**Items from an interface collection:**
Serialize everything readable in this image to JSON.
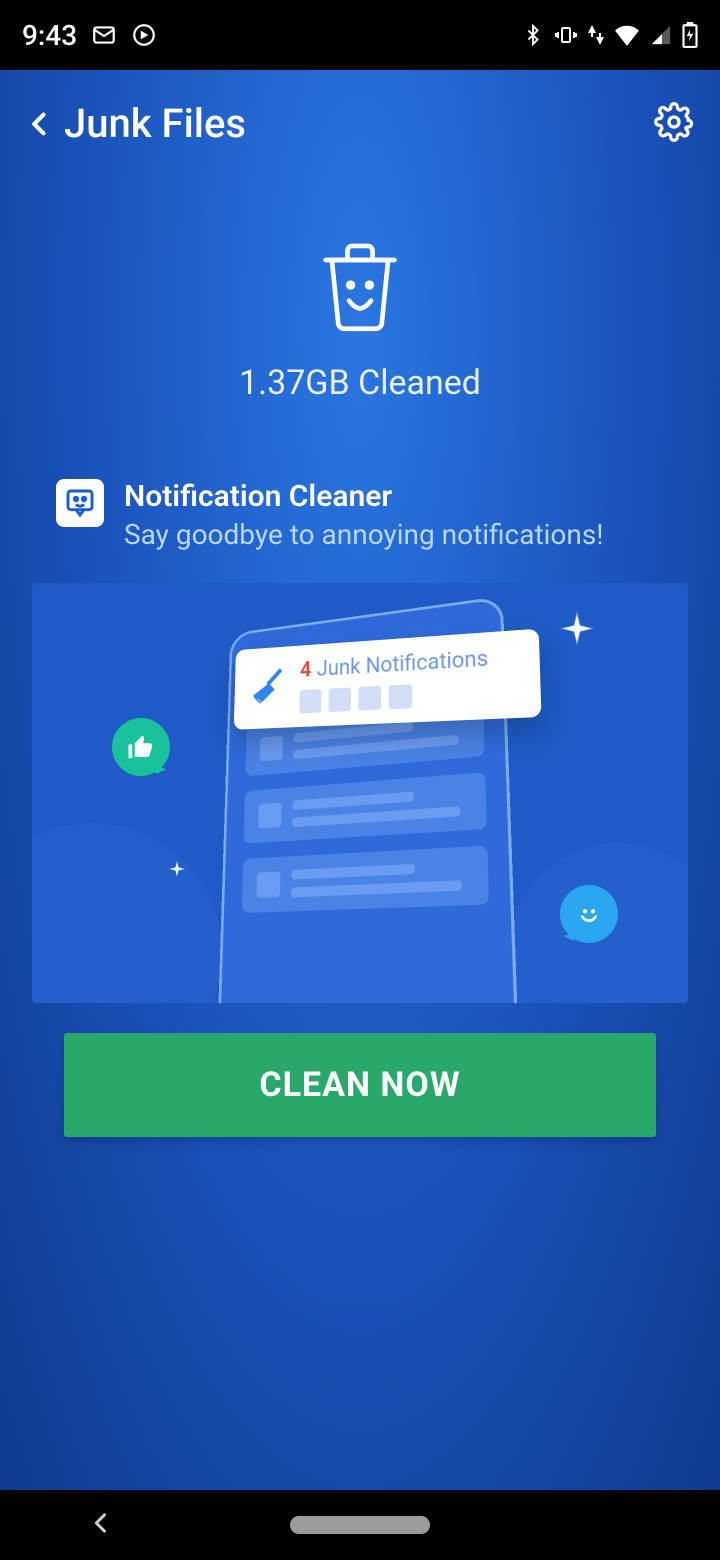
{
  "status": {
    "time": "9:43"
  },
  "header": {
    "title": "Junk Files"
  },
  "result": {
    "text": "1.37GB Cleaned"
  },
  "card": {
    "title": "Notification Cleaner",
    "subtitle": "Say goodbye to annoying notifications!",
    "notif_count": "4",
    "notif_label": "Junk Notifications"
  },
  "button": {
    "label": "CLEAN NOW"
  }
}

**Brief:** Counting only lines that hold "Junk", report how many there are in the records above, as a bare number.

**Reply to the exercise:** 2